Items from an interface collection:

____

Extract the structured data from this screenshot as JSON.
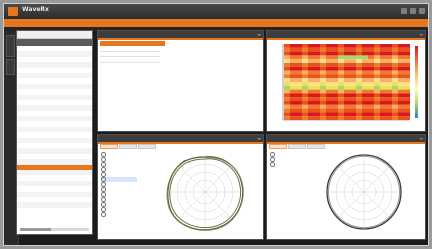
{
  "app": {
    "title": "WaveRx",
    "subtitle": "",
    "menu": [
      "",
      ""
    ]
  },
  "side_tabs": [
    "",
    ""
  ],
  "left_list": {
    "headers": [
      "",
      "",
      "",
      ""
    ],
    "selected_index": 22,
    "rows": [
      {
        "c1": "",
        "c2": "",
        "c3": "",
        "c4": ""
      },
      {
        "c1": "",
        "c2": "",
        "c3": "",
        "c4": ""
      },
      {
        "c1": "",
        "c2": "",
        "c3": "",
        "c4": ""
      },
      {
        "c1": "",
        "c2": "",
        "c3": "",
        "c4": ""
      },
      {
        "c1": "",
        "c2": "",
        "c3": "",
        "c4": ""
      },
      {
        "c1": "",
        "c2": "",
        "c3": "",
        "c4": ""
      },
      {
        "c1": "",
        "c2": "",
        "c3": "",
        "c4": ""
      },
      {
        "c1": "",
        "c2": "",
        "c3": "",
        "c4": ""
      },
      {
        "c1": "",
        "c2": "",
        "c3": "",
        "c4": ""
      },
      {
        "c1": "",
        "c2": "",
        "c3": "",
        "c4": ""
      },
      {
        "c1": "",
        "c2": "",
        "c3": "",
        "c4": ""
      },
      {
        "c1": "",
        "c2": "",
        "c3": "",
        "c4": ""
      },
      {
        "c1": "",
        "c2": "",
        "c3": "",
        "c4": ""
      },
      {
        "c1": "",
        "c2": "",
        "c3": "",
        "c4": ""
      },
      {
        "c1": "",
        "c2": "",
        "c3": "",
        "c4": ""
      },
      {
        "c1": "",
        "c2": "",
        "c3": "",
        "c4": ""
      },
      {
        "c1": "",
        "c2": "",
        "c3": "",
        "c4": ""
      },
      {
        "c1": "",
        "c2": "",
        "c3": "",
        "c4": ""
      },
      {
        "c1": "",
        "c2": "",
        "c3": "",
        "c4": ""
      },
      {
        "c1": "",
        "c2": "",
        "c3": "",
        "c4": ""
      },
      {
        "c1": "",
        "c2": "",
        "c3": "",
        "c4": ""
      },
      {
        "c1": "",
        "c2": "",
        "c3": "",
        "c4": ""
      },
      {
        "c1": "",
        "c2": "",
        "c3": "",
        "c4": ""
      },
      {
        "c1": "",
        "c2": "",
        "c3": "",
        "c4": ""
      },
      {
        "c1": "",
        "c2": "",
        "c3": "",
        "c4": ""
      },
      {
        "c1": "",
        "c2": "",
        "c3": "",
        "c4": ""
      },
      {
        "c1": "",
        "c2": "",
        "c3": "",
        "c4": ""
      },
      {
        "c1": "",
        "c2": "",
        "c3": "",
        "c4": ""
      },
      {
        "c1": "",
        "c2": "",
        "c3": "",
        "c4": ""
      },
      {
        "c1": "",
        "c2": "",
        "c3": "",
        "c4": ""
      }
    ]
  },
  "panels": {
    "top_left": {
      "title": ""
    },
    "top_right": {
      "title": ""
    },
    "bottom_left": {
      "title": "",
      "axis_caption": ""
    },
    "bottom_right": {
      "title": "",
      "axis_caption": ""
    }
  },
  "colors": {
    "accent": "#e8761c",
    "chrome": "#1b1b1b"
  }
}
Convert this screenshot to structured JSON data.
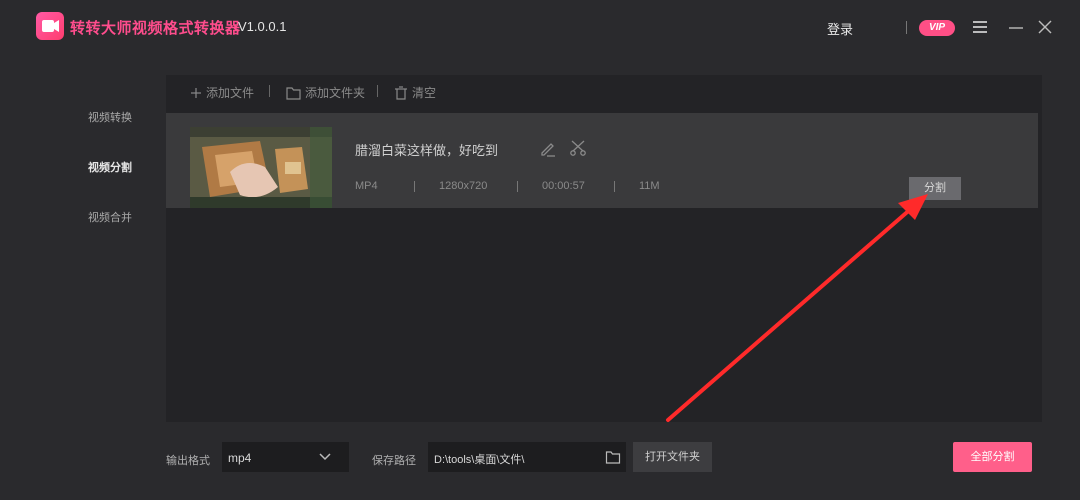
{
  "app": {
    "title": "转转大师视频格式转换器",
    "version": "V1.0.0.1",
    "login_label": "登录",
    "vip_label": "VIP",
    "accent_color": "#ff4d8d"
  },
  "sidebar": {
    "items": [
      {
        "label": "视频转换",
        "active": false
      },
      {
        "label": "视频分割",
        "active": true
      },
      {
        "label": "视频合并",
        "active": false
      }
    ]
  },
  "toolbar": {
    "add_file_label": "添加文件",
    "add_folder_label": "添加文件夹",
    "clear_label": "清空"
  },
  "file": {
    "name": "腊溜白菜这样做，好吃到",
    "format": "MP4",
    "resolution": "1280x720",
    "duration": "00:00:57",
    "size": "11M",
    "split_label": "分割"
  },
  "bottom": {
    "output_format_label": "输出格式",
    "output_format_value": "mp4",
    "save_path_label": "保存路径",
    "save_path_value": "D:\\tools\\桌面\\文件\\",
    "open_folder_label": "打开文件夹",
    "split_all_label": "全部分割"
  },
  "annotation": {
    "arrow_color": "#ff2a2a"
  }
}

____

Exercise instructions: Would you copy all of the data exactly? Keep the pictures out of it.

Exercise solution:
Extract the structured data from this screenshot as JSON.
{
  "app": {
    "title": "WaveRx",
    "subtitle": "",
    "menu": [
      "",
      ""
    ]
  },
  "side_tabs": [
    "",
    ""
  ],
  "left_list": {
    "headers": [
      "",
      "",
      "",
      ""
    ],
    "selected_index": 22,
    "rows": [
      {
        "c1": "",
        "c2": "",
        "c3": "",
        "c4": ""
      },
      {
        "c1": "",
        "c2": "",
        "c3": "",
        "c4": ""
      },
      {
        "c1": "",
        "c2": "",
        "c3": "",
        "c4": ""
      },
      {
        "c1": "",
        "c2": "",
        "c3": "",
        "c4": ""
      },
      {
        "c1": "",
        "c2": "",
        "c3": "",
        "c4": ""
      },
      {
        "c1": "",
        "c2": "",
        "c3": "",
        "c4": ""
      },
      {
        "c1": "",
        "c2": "",
        "c3": "",
        "c4": ""
      },
      {
        "c1": "",
        "c2": "",
        "c3": "",
        "c4": ""
      },
      {
        "c1": "",
        "c2": "",
        "c3": "",
        "c4": ""
      },
      {
        "c1": "",
        "c2": "",
        "c3": "",
        "c4": ""
      },
      {
        "c1": "",
        "c2": "",
        "c3": "",
        "c4": ""
      },
      {
        "c1": "",
        "c2": "",
        "c3": "",
        "c4": ""
      },
      {
        "c1": "",
        "c2": "",
        "c3": "",
        "c4": ""
      },
      {
        "c1": "",
        "c2": "",
        "c3": "",
        "c4": ""
      },
      {
        "c1": "",
        "c2": "",
        "c3": "",
        "c4": ""
      },
      {
        "c1": "",
        "c2": "",
        "c3": "",
        "c4": ""
      },
      {
        "c1": "",
        "c2": "",
        "c3": "",
        "c4": ""
      },
      {
        "c1": "",
        "c2": "",
        "c3": "",
        "c4": ""
      },
      {
        "c1": "",
        "c2": "",
        "c3": "",
        "c4": ""
      },
      {
        "c1": "",
        "c2": "",
        "c3": "",
        "c4": ""
      },
      {
        "c1": "",
        "c2": "",
        "c3": "",
        "c4": ""
      },
      {
        "c1": "",
        "c2": "",
        "c3": "",
        "c4": ""
      },
      {
        "c1": "",
        "c2": "",
        "c3": "",
        "c4": ""
      },
      {
        "c1": "",
        "c2": "",
        "c3": "",
        "c4": ""
      },
      {
        "c1": "",
        "c2": "",
        "c3": "",
        "c4": ""
      },
      {
        "c1": "",
        "c2": "",
        "c3": "",
        "c4": ""
      },
      {
        "c1": "",
        "c2": "",
        "c3": "",
        "c4": ""
      },
      {
        "c1": "",
        "c2": "",
        "c3": "",
        "c4": ""
      },
      {
        "c1": "",
        "c2": "",
        "c3": "",
        "c4": ""
      },
      {
        "c1": "",
        "c2": "",
        "c3": "",
        "c4": ""
      }
    ]
  },
  "panels": {
    "top_left": {
      "title": ""
    },
    "top_right": {
      "title": ""
    },
    "bottom_left": {
      "title": "",
      "axis_caption": ""
    },
    "bottom_right": {
      "title": "",
      "axis_caption": ""
    }
  },
  "colors": {
    "accent": "#e8761c",
    "chrome": "#1b1b1b"
  }
}
Convert this screenshot to structured JSON data.
{
  "app": {
    "title": "转转大师视频格式转换器",
    "version": "V1.0.0.1",
    "login_label": "登录",
    "vip_label": "VIP",
    "accent_color": "#ff4d8d"
  },
  "sidebar": {
    "items": [
      {
        "label": "视频转换",
        "active": false
      },
      {
        "label": "视频分割",
        "active": true
      },
      {
        "label": "视频合并",
        "active": false
      }
    ]
  },
  "toolbar": {
    "add_file_label": "添加文件",
    "add_folder_label": "添加文件夹",
    "clear_label": "清空"
  },
  "file": {
    "name": "腊溜白菜这样做，好吃到",
    "format": "MP4",
    "resolution": "1280x720",
    "duration": "00:00:57",
    "size": "11M",
    "split_label": "分割"
  },
  "bottom": {
    "output_format_label": "输出格式",
    "output_format_value": "mp4",
    "save_path_label": "保存路径",
    "save_path_value": "D:\\tools\\桌面\\文件\\",
    "open_folder_label": "打开文件夹",
    "split_all_label": "全部分割"
  },
  "annotation": {
    "arrow_color": "#ff2a2a"
  }
}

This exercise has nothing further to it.